And if you google the hashtag #Airjordans on instagram, you’ll come across various Japanese/Korean girls — you know, those very stylish/street types — expressing their love of Air Jordans. Like this one.
Of course, the shoes are still very much a part of hip hop, with rappers famous or indie wearing or referencing the shoes. Here, Rap City takes a look at Jordans’ influence on hip hop.
But while its status as the innovator of the sneaker game/hypebeast culture and a part of hip hop’s early growth remain strong, there’s no denying that Air Jordans have also become a part of corporate American culture. The shoes are overpriced; Nike’s been accused of exploiting cheap labor in third world countries; Michael Jordan is notoriously apathetic to politics or social issues because he doesn’t want to alienate potential customers.
Somehow, the Air Jordans have become simultaneously a symbol of hip hop ideology — of the black man making it in America — and white corporate America. Michael Jordan is now the man.
Let’s wrap with a personal anecdote. I recently purchased a pair of Air Jordan 3s for the absurd price of $350 USD. The retail price is about $100 lower, but these shoes have become such hot items that they’re released in limited quantity, and unless you line up on the day of release, you won’t be able to buy one at retail price — you’d have to go on the re-sale market, which marks up the price (side note: re-selling Air Jordans have become a lucrative business for the youth of America. So in a sense these shoes are churning out young hustlers or entrepreneurs, depending on your point of view).
I contemplated the purchase for weeks, if not months. And almost as soon as I paid for them, I felt a sense of guilt, because I grew up in a blue-collar family, and dropping what would be equivalent to like, two week’s worth of “living money” on a pair of shoes seemed extravagant. Had I made this purchase, say, back in high school, even with my own money, my mom would have slapped the hell out of me. Still, I’m a grownassman and I’ve been living on my own income for over a decade now, I shouldn’t feel guilty about buying something that’s a major part of culture, specifically, a culture that shaped me, right?

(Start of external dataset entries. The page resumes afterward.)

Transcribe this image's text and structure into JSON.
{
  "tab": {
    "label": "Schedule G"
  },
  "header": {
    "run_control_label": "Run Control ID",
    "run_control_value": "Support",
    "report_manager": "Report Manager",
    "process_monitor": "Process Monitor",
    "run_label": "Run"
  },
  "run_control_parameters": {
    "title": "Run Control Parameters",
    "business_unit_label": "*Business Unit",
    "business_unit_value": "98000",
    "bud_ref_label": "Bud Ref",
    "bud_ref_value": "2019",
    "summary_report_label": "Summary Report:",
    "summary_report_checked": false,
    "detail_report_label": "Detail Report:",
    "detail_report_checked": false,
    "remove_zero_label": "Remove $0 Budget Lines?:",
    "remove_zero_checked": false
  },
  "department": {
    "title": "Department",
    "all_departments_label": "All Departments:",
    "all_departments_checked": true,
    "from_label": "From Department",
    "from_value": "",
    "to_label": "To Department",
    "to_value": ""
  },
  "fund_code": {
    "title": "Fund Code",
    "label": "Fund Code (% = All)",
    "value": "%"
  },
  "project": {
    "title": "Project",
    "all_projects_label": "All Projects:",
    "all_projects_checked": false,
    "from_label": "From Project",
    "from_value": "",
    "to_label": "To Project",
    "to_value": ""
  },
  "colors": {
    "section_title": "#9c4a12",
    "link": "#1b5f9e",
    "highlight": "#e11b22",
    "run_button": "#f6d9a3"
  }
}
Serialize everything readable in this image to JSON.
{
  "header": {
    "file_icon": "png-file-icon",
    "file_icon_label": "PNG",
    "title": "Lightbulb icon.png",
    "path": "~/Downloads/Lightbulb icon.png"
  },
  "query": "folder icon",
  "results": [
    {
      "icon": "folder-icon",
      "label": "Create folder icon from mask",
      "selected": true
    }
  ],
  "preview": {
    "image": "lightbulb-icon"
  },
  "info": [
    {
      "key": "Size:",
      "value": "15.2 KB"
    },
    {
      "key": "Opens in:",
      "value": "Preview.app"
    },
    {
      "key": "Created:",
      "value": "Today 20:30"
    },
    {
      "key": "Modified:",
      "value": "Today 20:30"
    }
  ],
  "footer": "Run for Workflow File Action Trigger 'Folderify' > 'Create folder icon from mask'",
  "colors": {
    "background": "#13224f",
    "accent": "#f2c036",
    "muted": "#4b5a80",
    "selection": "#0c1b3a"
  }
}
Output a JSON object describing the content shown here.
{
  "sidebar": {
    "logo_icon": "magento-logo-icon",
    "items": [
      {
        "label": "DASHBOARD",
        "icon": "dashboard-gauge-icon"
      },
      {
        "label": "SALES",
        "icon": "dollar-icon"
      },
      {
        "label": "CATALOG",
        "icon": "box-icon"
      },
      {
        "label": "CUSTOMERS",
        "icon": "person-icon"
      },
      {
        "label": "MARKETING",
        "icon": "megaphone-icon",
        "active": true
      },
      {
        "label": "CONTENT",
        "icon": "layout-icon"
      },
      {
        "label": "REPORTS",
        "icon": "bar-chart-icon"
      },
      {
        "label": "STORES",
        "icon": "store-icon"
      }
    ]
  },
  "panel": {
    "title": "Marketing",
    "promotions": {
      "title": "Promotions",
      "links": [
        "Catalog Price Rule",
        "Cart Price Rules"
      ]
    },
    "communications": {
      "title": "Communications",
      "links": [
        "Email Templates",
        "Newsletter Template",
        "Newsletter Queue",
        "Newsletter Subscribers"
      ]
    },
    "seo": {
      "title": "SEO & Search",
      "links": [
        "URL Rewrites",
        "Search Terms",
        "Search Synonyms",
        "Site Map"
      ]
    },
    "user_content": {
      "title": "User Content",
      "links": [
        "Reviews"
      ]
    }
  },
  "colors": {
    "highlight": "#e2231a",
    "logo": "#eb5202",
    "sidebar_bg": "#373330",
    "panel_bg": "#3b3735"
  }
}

Two nights ago, we had this exchange on the phone:
(TRANSLATED FROM CANTO)
“I got new Air Jordans.”
“Around 300 bucks.” (I played down the price, worried of the F-bombs she was gonna drop on me)
“The hell? You know that’s, almost like three 10 hour shifts for me right?”
“Yes, but I’ll be wearing these for years.”
“*Sigh* It’s ok, Jordans have become something of a collector’s item lately.”
“Whoa, you know what’s up?”
“Of course, you think I don’t read the news? I have more style than you, son.”
Yes, I got sonned by my mom — though that wouldn’t be a bad thing — who, at 60 plus, is aware of the fact that Air Jordans are more than just shoes, they’re items of cultural significance.